SFA x Headland at Noosa
OK, I'm gonna assume you already know about the Surf Film Archive - who they are and what they do - so I'll skip the intros and cut to the chase.
On Saturday the 11th March, which is the closing weekend of the Noosa Festival of Surfing, the Surf Film Archive will be screening never-before-seen surf footage as the band HEADLAND play a live improv soundtrack. Click for a short taste of what to expect.
Prior to this rolling experiement, Ishka Folkwell and Torren Martyn - who should also need no introduction - will be playing their short film 'Distant Shore'.
And prior to that, there'll be a giveaway with prizes including a year's worth of needessentials wetstuits, plus a number of Swellnet subscriptions.
Where: The J, Noosa
Why: Need you ask?
When: 8.00pm, Saturday 11th March 2023
Cost: $35.00 Adults, $25.00 Concession, $60.00 Admission plus donation to help keep the Surf Film Archive alive!
Duration: Two hours, no interval
Improvised music set to imagery isn’t totally new: think of Neil Young's spontaneous soundtrack for Jim Jarmusch’s Dead Man, or more recently, the Richard Thompson collaboration with Werner Herzog for Grizzly Man. Murray builds on this heritage by bringing together a collective of musicians to respond intuitively to film.

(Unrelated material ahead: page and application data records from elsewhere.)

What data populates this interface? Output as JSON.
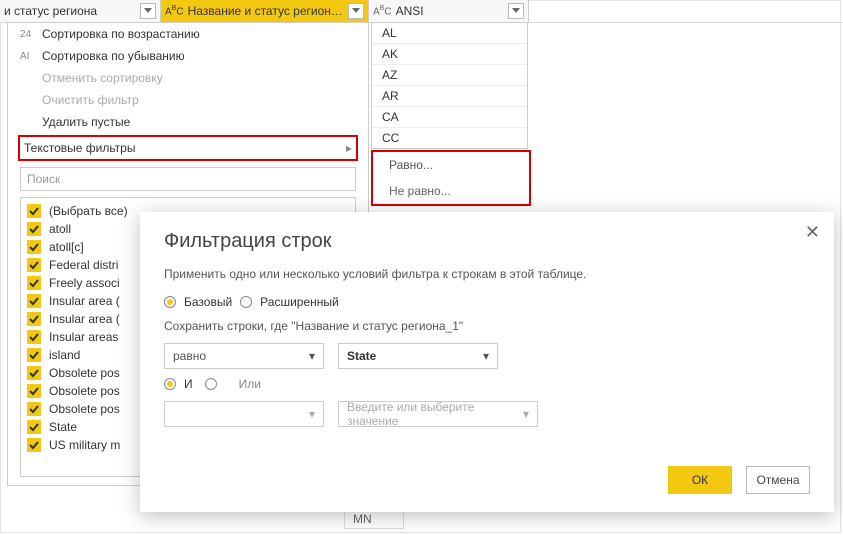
{
  "columns": {
    "col1": {
      "label": "и статус региона",
      "type_icon": ""
    },
    "col2": {
      "label": "Название и статус региона_1",
      "type_icon": "AᴮC"
    },
    "col3": {
      "label": "ANSI",
      "type_icon": "AᴮC"
    }
  },
  "ansi_values": [
    "AL",
    "AK",
    "AZ",
    "AR",
    "CA",
    "CC"
  ],
  "text_filter_menu": {
    "equals": "Равно...",
    "not_equals": "Не равно..."
  },
  "filter_panel": {
    "sort_asc_prefix": "24",
    "sort_asc": "Сортировка по возрастанию",
    "sort_desc_prefix": "AI",
    "sort_desc": "Сортировка по убыванию",
    "clear_sort": "Отменить сортировку",
    "clear_filter": "Очистить фильтр",
    "remove_empty": "Удалить пустые",
    "text_filters": "Текстовые фильтры",
    "search_placeholder": "Поиск",
    "values": [
      "(Выбрать все)",
      "atoll",
      "atoll[c]",
      "Federal distri",
      "Freely associ",
      "Insular area (",
      "Insular area (",
      "Insular areas",
      "island",
      "Obsolete pos",
      "Obsolete pos",
      "Obsolete pos",
      "State",
      "US military m"
    ]
  },
  "dialog": {
    "title": "Фильтрация строк",
    "desc": "Применить одно или несколько условий фильтра к строкам в этой таблице.",
    "mode_basic": "Базовый",
    "mode_advanced": "Расширенный",
    "keep_rows_prefix": "Сохранить строки, где \"",
    "keep_rows_col": "Название и статус региона_1",
    "keep_rows_suffix": "\"",
    "op1": "равно",
    "val1": "State",
    "logic_and": "И",
    "logic_or": "Или",
    "op2": "",
    "val2_placeholder": "Введите или выберите значение",
    "ok": "ОК",
    "cancel": "Отмена"
  },
  "bottom_cell": "MN"
}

Instrumentalists for the show at The J include Kenny Gormly from The Cruel Sea and one of the Sunny Coast’s favourite characters, drummer, Brock Fitzgerald.
Fifteen years ago, Jolyon made the documentary Searching for Michael Peterson and was astounded at the amount of unseen footage he came across: whole rolls lost to the cutting room floor, or footage unused because of a slight flaw, stored away as the march of technology made old formats redundant. Come the pandemic and Jolyon acted on an old desire, creating the Surf Film Archive to save all that lost and forgotten footage—not just of MP, but any surf footage—before it turned to dust. However, rather than just open an image bank, the filmmaker within saw potential in all that footage.
“I love seeing the towns and places that I know very well,” says Jolyon, “they have changed so dramatically, Byron, Noosa, many of those coastal towns. I love seeing the old fashion and the cars and the roads that have changed so dramatically.”
“And, of course, I enjoy the fact that the waves are exactly the same! Everything has changed, but the ocean itself, the waves, they’re the same as they always were."
Between sourcing, saving, and digitising said footage—now well over a hundred hours’ worth—Jolyon has been whittling down the very best sections, arranging it into a running order, and collaborating with old mate Murray on how best to present it. The end result is, a film with no narration or dialogue, which turns on a mix of Jolyon’s sequencing and Murray’s music. One pre-programmed, the other played live.
“I’ve always considered cinema to be a live experience,” says Dave Horsley of the Screen Wave International Film Festival, “It’s that shared moment where the lights go down, you’re in a crowd, and you have this ephemeral reaction to this thing that’s been created.”
The only difference now is that one element—the music—is being created in real time.